Exporting to the EU or other international markets can be a great business idea for your company, but this will require an initial investment and a good understanding of why your company should export. Do you know if your company should export to the EU or other international markets? Is it really a good business idea for your products?

Watch our 5-minute video and learn about some assumptions and opportunities for companies that want to export to international markets.

Watch the video


6 key opportunities and assumptions to consider

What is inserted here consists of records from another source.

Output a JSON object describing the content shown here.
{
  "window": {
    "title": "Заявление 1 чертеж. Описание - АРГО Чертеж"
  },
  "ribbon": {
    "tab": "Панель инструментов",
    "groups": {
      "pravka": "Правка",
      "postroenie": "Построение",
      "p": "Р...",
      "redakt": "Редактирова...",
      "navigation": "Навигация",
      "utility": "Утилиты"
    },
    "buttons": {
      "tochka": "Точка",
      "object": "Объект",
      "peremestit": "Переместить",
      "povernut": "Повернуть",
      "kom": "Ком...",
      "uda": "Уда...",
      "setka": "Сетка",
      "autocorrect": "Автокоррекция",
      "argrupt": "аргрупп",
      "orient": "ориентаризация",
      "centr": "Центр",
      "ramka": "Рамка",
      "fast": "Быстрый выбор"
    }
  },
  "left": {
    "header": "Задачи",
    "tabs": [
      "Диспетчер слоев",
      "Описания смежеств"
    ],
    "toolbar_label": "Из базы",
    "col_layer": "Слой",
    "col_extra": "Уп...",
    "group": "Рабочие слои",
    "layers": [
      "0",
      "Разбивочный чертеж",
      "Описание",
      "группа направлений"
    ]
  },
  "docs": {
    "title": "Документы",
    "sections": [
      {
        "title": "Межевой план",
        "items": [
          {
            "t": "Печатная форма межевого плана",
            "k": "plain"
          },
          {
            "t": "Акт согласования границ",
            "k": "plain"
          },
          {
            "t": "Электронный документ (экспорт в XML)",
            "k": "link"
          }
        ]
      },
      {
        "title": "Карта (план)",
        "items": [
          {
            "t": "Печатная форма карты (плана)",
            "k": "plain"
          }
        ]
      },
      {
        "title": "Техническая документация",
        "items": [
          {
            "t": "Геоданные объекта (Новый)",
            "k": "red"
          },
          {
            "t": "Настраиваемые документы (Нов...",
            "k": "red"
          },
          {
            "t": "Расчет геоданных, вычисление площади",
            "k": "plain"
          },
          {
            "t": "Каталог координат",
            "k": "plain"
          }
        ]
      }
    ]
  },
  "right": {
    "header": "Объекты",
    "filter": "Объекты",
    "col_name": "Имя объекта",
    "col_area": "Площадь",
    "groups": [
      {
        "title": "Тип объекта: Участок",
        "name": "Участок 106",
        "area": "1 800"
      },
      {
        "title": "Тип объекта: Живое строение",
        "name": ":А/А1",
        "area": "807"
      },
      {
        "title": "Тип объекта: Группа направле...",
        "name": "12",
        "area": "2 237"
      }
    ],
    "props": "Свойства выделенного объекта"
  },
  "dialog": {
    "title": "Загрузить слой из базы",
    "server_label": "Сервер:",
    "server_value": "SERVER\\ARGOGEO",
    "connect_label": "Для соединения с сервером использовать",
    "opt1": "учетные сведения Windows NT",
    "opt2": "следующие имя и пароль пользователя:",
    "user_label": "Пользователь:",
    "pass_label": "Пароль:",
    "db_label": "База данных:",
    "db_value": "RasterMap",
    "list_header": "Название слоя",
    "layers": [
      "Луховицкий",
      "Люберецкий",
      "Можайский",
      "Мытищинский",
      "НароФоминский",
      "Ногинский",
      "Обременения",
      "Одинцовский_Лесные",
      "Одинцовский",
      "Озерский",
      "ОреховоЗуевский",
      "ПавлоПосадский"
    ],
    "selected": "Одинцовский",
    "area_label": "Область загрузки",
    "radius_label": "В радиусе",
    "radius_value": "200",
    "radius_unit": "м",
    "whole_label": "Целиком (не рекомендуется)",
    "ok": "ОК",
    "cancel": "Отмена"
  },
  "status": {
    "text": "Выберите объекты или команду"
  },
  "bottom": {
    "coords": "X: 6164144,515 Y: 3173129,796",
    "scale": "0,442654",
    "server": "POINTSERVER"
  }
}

First of all, the decision to start your export journey should be a business decision supported by the whole organisation. Considering the investments and challenges involved in exporting to international markets, it is key to have the support of the entire organization before embarking on this journey. Key to making this decision will be to discuss the opportunities that international markets offer, but also to test whether some of your assumptions about them are true. Some elements that you and your company should consider are:

1. Opportunities for value addition

International markets often offer many opportunities for value-addition. Due to its large population with a high purchasing power parity, the EU offers a big market for value-added products. A good example of opportunities for added value in the EU is our recent work with the Jatamansi producers of Nepal and obtaining their FairWild certificate. Click here to read about this story.

2. Prices

Prices for the same product are not always higher in export markets. Examples of this can be the shea market in which due to local supply shortage prices can be higher in local markets than in international markets. In addition to the above, prices in international markets may, in general, be higher, but exporting also comes with a considerable cost including logistics and the investment in addressing higher market requirements.

A grocery store in Germany

3. Absorption of higher volumes

Although prices may sometimes be lower than in local markets, international markets absorb larger volumes. You may be able to make a bigger profit, as long as those larger export volumes can compensate for the lower prices. However, depending on your product, you may need a long introduction time (more than a couple of years) before you can access these higher volumes.

Port of Rotterdam

4. Buyer requirements

Export markets have higher requirements. In an upcoming article, we will explain some of the buyer requirements that you should consider before deciding to start exporting to international markets. The more requirements there are on the buyer’s side, the more short-term investments you will have to make to meet them. High-standards international markets, such as the EU, can often also mean long-term investments, such as organic certification, which can take up to 4 years.

EU organic logo

5. Competition is stronger

Export markets are bigger and there are more suppliers. This makes the competition stronger, so understanding your value proposition and what makes your product unique is key.

A European supermarket corridor

6. Retail and wholesale markets are less fragmented

In large export markets such as the EU, the retail and wholesale market is less fragmented than in local markets. This is a great advantage as it is less demanding to sell larger quantities.

A zero-waste grocery store in Germany

So, should your company export to the EU or other international markets?

At ProFound we are experts in supporting companies that want to export to international markets. While this article and video provide a good guide on what to look for when making this decision, we suggest that you ask for the support of an export market expert.

Would you like to understand if your company should start exporting to the EU or other international markets?

Then, contact us, we can help you make this decision.